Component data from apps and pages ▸

☆ ☆ ☆ ☆ ☆ ☆ ☆

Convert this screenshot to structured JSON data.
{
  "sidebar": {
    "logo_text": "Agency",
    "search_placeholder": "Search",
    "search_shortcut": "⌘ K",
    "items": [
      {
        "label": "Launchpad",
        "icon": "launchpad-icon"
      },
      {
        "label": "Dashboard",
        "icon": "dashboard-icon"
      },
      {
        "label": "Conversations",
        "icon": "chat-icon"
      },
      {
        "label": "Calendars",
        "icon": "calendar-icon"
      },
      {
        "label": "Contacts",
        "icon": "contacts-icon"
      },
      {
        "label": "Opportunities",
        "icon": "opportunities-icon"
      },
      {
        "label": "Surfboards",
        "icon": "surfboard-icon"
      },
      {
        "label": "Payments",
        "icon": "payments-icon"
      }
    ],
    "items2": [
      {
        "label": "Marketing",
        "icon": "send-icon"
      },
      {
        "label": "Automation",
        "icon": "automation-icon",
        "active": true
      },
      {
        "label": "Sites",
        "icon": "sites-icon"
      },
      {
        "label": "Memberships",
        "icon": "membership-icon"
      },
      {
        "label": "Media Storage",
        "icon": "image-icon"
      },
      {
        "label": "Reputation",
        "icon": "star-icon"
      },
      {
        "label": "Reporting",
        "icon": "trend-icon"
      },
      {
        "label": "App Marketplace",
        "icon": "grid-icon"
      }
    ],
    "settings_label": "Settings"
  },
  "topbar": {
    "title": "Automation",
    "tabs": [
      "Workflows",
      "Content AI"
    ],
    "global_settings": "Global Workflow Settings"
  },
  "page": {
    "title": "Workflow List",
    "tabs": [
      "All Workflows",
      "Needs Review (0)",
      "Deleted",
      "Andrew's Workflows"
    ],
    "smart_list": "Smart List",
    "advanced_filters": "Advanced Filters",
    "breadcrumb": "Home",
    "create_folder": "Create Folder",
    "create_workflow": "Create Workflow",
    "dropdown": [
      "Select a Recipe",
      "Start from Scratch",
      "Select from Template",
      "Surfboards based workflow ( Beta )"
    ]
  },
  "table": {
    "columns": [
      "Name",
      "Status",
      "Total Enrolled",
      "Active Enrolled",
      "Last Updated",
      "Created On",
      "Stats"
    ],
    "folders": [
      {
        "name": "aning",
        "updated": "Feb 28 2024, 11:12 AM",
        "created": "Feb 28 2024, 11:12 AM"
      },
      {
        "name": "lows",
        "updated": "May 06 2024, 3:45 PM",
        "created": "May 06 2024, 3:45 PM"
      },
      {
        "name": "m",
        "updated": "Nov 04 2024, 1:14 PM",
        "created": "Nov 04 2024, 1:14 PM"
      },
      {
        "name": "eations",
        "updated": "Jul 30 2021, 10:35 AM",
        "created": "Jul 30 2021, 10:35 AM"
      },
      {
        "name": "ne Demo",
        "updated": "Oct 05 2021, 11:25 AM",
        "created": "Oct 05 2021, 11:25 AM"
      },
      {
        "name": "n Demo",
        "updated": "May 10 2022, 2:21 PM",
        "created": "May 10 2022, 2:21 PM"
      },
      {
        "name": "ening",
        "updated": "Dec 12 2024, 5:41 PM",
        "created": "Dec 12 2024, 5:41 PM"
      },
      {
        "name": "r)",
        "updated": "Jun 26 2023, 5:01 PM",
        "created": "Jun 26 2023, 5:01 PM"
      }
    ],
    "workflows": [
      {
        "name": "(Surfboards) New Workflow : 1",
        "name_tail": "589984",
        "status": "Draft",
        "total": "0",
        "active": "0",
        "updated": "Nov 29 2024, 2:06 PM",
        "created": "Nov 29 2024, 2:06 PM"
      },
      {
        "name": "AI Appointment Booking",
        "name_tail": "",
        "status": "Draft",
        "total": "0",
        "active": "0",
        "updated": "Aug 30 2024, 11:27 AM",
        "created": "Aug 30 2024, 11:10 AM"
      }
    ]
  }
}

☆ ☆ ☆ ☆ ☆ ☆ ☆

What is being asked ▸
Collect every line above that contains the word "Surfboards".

Output for this exercise ▸
        "label": "Surfboards",
      "Surfboards based workflow ( Beta )"
        "name": "(Surfboards) New Workflow : 1",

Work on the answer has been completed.